LIRR storage yard a visible, noisy neighbor

+ -
John Degnan in the backyard of his Sayville

John Degnan in the backyard of his Sayville home. When a wooded area behind his home was cut down recently for construction of a school district maintenance building, it revealed a LIRR siding and storage yard. (March 26, 2012) Photo Credit: Judy Cartwright

advertisement | advertise on newsday

Judy Cartwright Judy Cartwright

Judy Cartwright writes the Community Watchdog column

Through his kitchen window, John Degnan had a view of a tree-lined landscape beyond his backyard fence. Until he didn't.

The view changed when the trees came down to make way for construction of a school district maintenance building. These days Degnan looks out at a railroad siding and storage yard.

The trees had blocked the view of the LIRR's Sayville storage yard and tempered the noise from Payloaders moving materials around it. During a recent Watchdog visit, Degnan's backyard was filled with the beeps of Payloaders in reverse and crashes as the machines spilled their contents onto the ground.

The site is a former freight yard still used by customers of the New York & Atlantic Railway, the rail operator that leases the LIRR's freight operation, to unload lumber, LIRR spokesman Sam Zambuto said.

The former wooded buffer behind a row of backyards was cleared when the school district began work on a new maintenance facility next to the rail yard.

The yard contains both new and scrap materials, Zambuto said, including "concrete ties, wood ties, rail, insulated joints, switch material, grade crossing surface panels, ballast [stone], communication poles, culvert pipe, and other track repair materials."

advertisement | advertise on newsday

Which is what Degnan and his neighbors now see.

The view isn't their only concern: There also is worry that the materials -- in particular, the creosote-soaked railroad ties -- could damage nearby wetlands.

Creosote, now banned, was a fungicide and pesticide used to preserve the ties from insects and decay, and Zambuto said the ties in the Sayville yard are weathered, generally 20 to 30 years old, with no remaining odor associated with the initial treatment.

"LIRR is using the creosote-treated ties in full accordance with all applicable laws and regulations," he said.

The state Department of Environmental Conservation requires that railroad ties must be at least 100 feet from the wetlands boundary.
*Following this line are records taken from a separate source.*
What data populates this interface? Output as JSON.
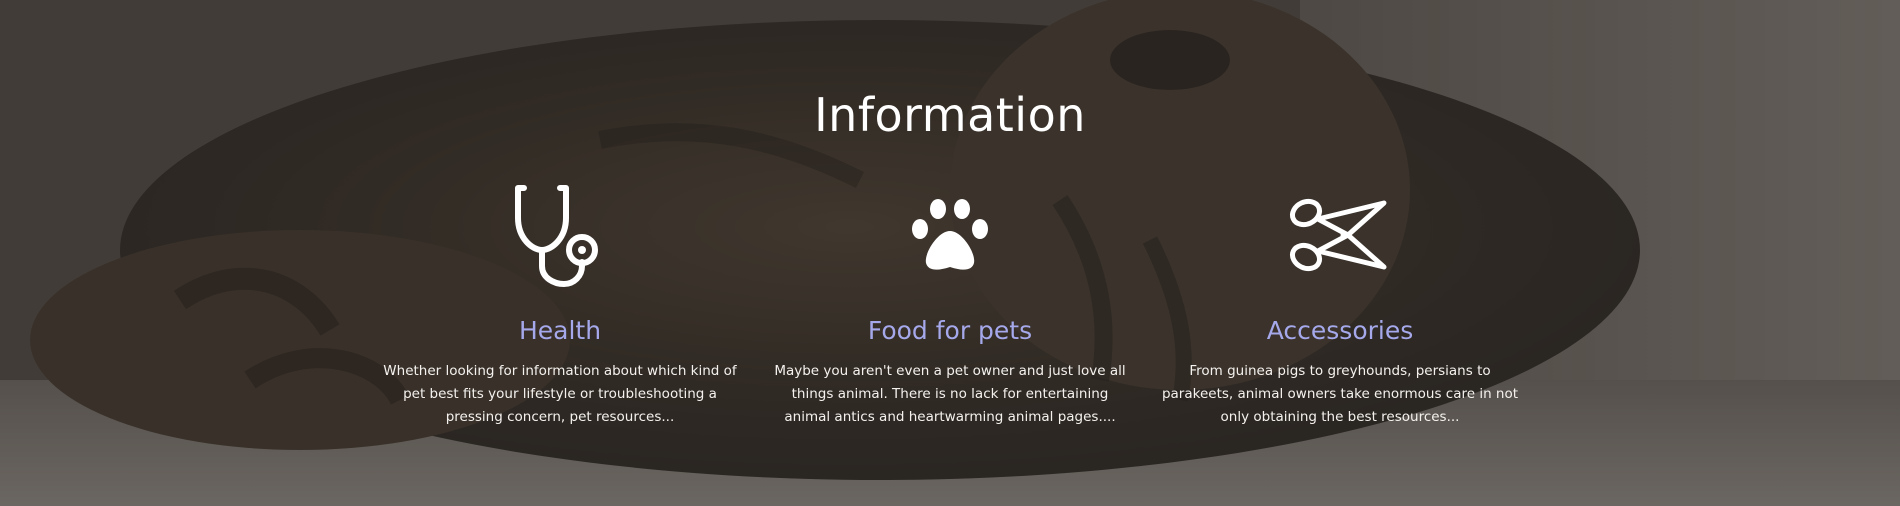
{
  "section": {
    "title": "Information"
  },
  "features": [
    {
      "icon": "stethoscope-icon",
      "heading": "Health",
      "text": "Whether looking for information about which kind of pet best fits your lifestyle or troubleshooting a pressing concern, pet resources..."
    },
    {
      "icon": "paw-icon",
      "heading": "Food for pets",
      "text": "Maybe you aren't even a pet owner and just love all things animal. There is no lack for entertaining animal antics and heartwarming animal pages...."
    },
    {
      "icon": "scissors-icon",
      "heading": "Accessories",
      "text": "From guinea pigs to greyhounds, persians to parakeets, animal owners take enormous care in not only obtaining the best resources..."
    }
  ],
  "colors": {
    "heading_accent": "#a5a8ea",
    "text": "#ffffff"
  }
}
Zambuto said the distance at the Sayville yard exceeds that distance. The DEC said that, on the most recent staff visit, the site was found to meet state requirements.


As for the view: Clearly, the storage yard isn't going anywhere. It's one of the LIRR locations where old equipment and materials are collected for economical management, Zambuto said -- for instance, where old railroad ties, which cannot be reused or recycled, can be removed by an authorized scrap collector.

And though it won't replicate the former wooded buffer, a row of greenery is planned. School district spokeswoman Linda Mittiga said the district is trying to let the area "be as private as it can be." To accomplish that, two rows of arborvitae will be planted along the boundary, she said, next to an 8-foot privacy fence.

Arborvitae is regarded as an effective visual screen, one that's dense enough that it can temper noise. But it's not known to be particularly fast-growing.

Which means Degnan and his neighbors can count on a greener backyard view; one that may even be scenic. But not tomorrow.

advertisement | advertise on newsday


advertisement | advertise on newsday

Eye on stop sign for Lindenhurst

I live south of Montauk Highway in Lindenhurst on East Riviera Drive, across the street from a canal. My neighbors and I regularly cross the street to the canal, but drivers show us no regard. Across the canal, our twin road, West Riviera Drive, has a stop sign. We could use one, too, between Montauk Highway and Santa Barbara Road.

-- Eileen LaVigne, Lindenhurst

We hope to have an answer for you later this spring, Mrs. LaVigne.

The Town of Babylon said it plans to conduct a traffic study soon to determine if a stop sign is warranted on the roughly 1,000-foot stretch of road. The study will evaluate such factors as vehicle speeds and traffic and pedestrian volume.

Town spokesman Tim Ruggeri asked that LaVigne draft a written complaint for the town's Traffic Safety Division. She did, and we forwarded it to Ruggeri on her behalf.

"On more than one occasion, I personally have narrowly avoided being hit while trying to cross the street to the waterfront where my boat is docked," she wrote. The danger posed by traffic "is the subject of many conversations between neighbors."

Babylon residents with safety concerns on town roads can call the town's Citizen's Services office at 631-957-7474.


Promo text

Comments now uses Facebook for our comment boards. Please read our guidelines and connect your Facebook account to comment.

You also may be interested in: